Matrix metalloproteinase enzymes, overexpressed in HT-1080 human fibrocarcinoma tumors, were used to guide the accumulation and retention of an enzyme-responsive nanoparticle in a xenograft mouse model. The nanoparticles were prepared as micelles from amphiphilic block copolymers bearing a simple hydrophobic block and a hydrophilic peptide brush. The polymers were end-labeled with Alexa Fluor 647 dyes leading to the formation of labeled micelles upon dialysis of the polymers from DMSO/DMF to aqueous buffer. This dye-labeling strategy allowed the presence of the retained material to be visualized via whole animal imaging in vivo and in ex vivo organ analysis following intratumoral injection into HT-1080 xenograft tumors. We propose that the material is retained by virtue of an enzyme-induced accumulation process whereby particles change morphology from 20 nm spherical micelles to micrometer-scale aggregates, kinetically trapping them within the tumor. This hypothesis is tested here via an unprecedented super-resolution fluorescence analysis of ex vivo tissue slices confirming a particle size increase occurs concomitantly with extended retention of responsive particles compared to unresponsive controls.

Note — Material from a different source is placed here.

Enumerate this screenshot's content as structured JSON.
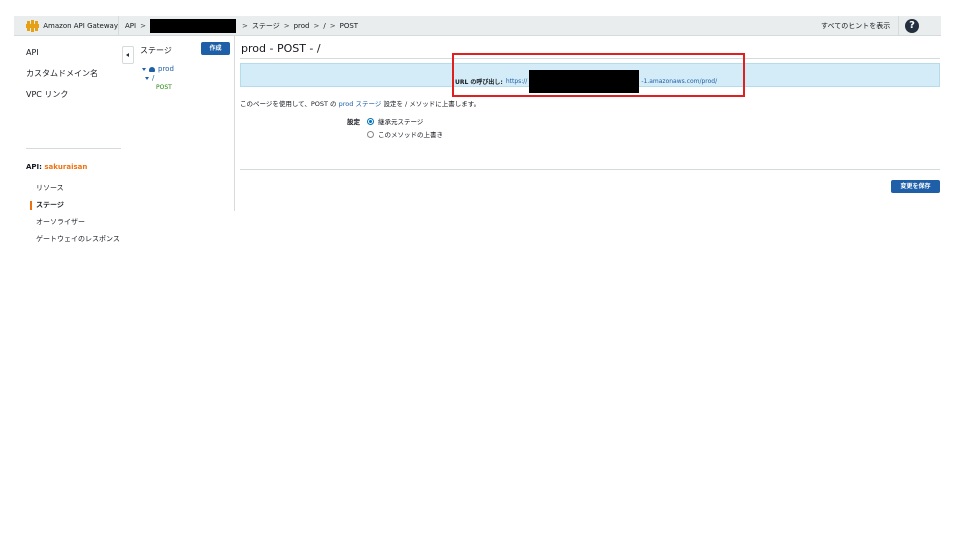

ASJC Scopus subject areas
- Colloid and Surface Chemistry